Go through the records below and write each one out again unchanged.

[[ SUPPLIED RECORDS, beginning ]]

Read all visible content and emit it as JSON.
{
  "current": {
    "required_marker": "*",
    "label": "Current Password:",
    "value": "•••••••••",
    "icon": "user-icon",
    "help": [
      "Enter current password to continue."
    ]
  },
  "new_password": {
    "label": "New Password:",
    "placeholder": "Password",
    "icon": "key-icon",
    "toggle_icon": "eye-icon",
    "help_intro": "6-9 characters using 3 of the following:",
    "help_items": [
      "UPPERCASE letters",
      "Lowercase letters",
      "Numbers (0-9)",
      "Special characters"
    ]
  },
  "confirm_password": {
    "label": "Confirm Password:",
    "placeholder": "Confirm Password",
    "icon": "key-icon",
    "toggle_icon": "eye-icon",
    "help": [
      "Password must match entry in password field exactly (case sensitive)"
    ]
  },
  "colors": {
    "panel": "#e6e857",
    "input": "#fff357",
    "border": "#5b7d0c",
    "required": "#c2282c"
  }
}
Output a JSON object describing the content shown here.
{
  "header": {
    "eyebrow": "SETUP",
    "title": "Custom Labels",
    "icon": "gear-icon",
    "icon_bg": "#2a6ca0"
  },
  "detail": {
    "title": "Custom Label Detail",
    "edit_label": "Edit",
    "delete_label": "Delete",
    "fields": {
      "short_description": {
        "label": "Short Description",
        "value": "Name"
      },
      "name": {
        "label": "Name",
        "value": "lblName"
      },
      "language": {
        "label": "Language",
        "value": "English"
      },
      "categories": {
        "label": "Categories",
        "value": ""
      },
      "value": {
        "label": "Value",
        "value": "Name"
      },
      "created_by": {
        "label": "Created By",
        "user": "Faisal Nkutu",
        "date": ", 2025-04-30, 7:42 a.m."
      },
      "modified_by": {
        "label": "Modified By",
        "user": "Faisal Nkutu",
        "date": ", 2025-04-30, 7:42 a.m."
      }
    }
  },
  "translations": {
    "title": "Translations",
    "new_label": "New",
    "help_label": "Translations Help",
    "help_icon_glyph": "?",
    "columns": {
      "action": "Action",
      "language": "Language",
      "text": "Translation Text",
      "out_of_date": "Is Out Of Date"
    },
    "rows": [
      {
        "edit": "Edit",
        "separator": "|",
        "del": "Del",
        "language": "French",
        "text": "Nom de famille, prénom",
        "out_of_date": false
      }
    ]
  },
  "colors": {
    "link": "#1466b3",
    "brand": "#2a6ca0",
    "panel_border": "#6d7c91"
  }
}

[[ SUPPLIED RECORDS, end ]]

**TASK ANSWER**
Read all visible content and emit it as JSON.
{
  "current": {
    "required_marker": "*",
    "label": "Current Password:",
    "value": "•••••••••",
    "icon": "user-icon",
    "help": [
      "Enter current password to continue."
    ]
  },
  "new_password": {
    "label": "New Password:",
    "placeholder": "Password",
    "icon": "key-icon",
    "toggle_icon": "eye-icon",
    "help_intro": "6-9 characters using 3 of the following:",
    "help_items": [
      "UPPERCASE letters",
      "Lowercase letters",
      "Numbers (0-9)",
      "Special characters"
    ]
  },
  "confirm_password": {
    "label": "Confirm Password:",
    "placeholder": "Confirm Password",
    "icon": "key-icon",
    "toggle_icon": "eye-icon",
    "help": [
      "Password must match entry in password field exactly (case sensitive)"
    ]
  },
  "colors": {
    "panel": "#e6e857",
    "input": "#fff357",
    "border": "#5b7d0c",
    "required": "#c2282c"
  }
}
Output a JSON object describing the content shown here.
{
  "header": {
    "eyebrow": "SETUP",
    "title": "Custom Labels",
    "icon": "gear-icon",
    "icon_bg": "#2a6ca0"
  },
  "detail": {
    "title": "Custom Label Detail",
    "edit_label": "Edit",
    "delete_label": "Delete",
    "fields": {
      "short_description": {
        "label": "Short Description",
        "value": "Name"
      },
      "name": {
        "label": "Name",
        "value": "lblName"
      },
      "language": {
        "label": "Language",
        "value": "English"
      },
      "categories": {
        "label": "Categories",
        "value": ""
      },
      "value": {
        "label": "Value",
        "value": "Name"
      },
      "created_by": {
        "label": "Created By",
        "user": "Faisal Nkutu",
        "date": ", 2025-04-30, 7:42 a.m."
      },
      "modified_by": {
        "label": "Modified By",
        "user": "Faisal Nkutu",
        "date": ", 2025-04-30, 7:42 a.m."
      }
    }
  },
  "translations": {
    "title": "Translations",
    "new_label": "New",
    "help_label": "Translations Help",
    "help_icon_glyph": "?",
    "columns": {
      "action": "Action",
      "language": "Language",
      "text": "Translation Text",
      "out_of_date": "Is Out Of Date"
    },
    "rows": [
      {
        "edit": "Edit",
        "separator": "|",
        "del": "Del",
        "language": "French",
        "text": "Nom de famille, prénom",
        "out_of_date": false
      }
    ]
  },
  "colors": {
    "link": "#1466b3",
    "brand": "#2a6ca0",
    "panel_border": "#6d7c91"
  }
}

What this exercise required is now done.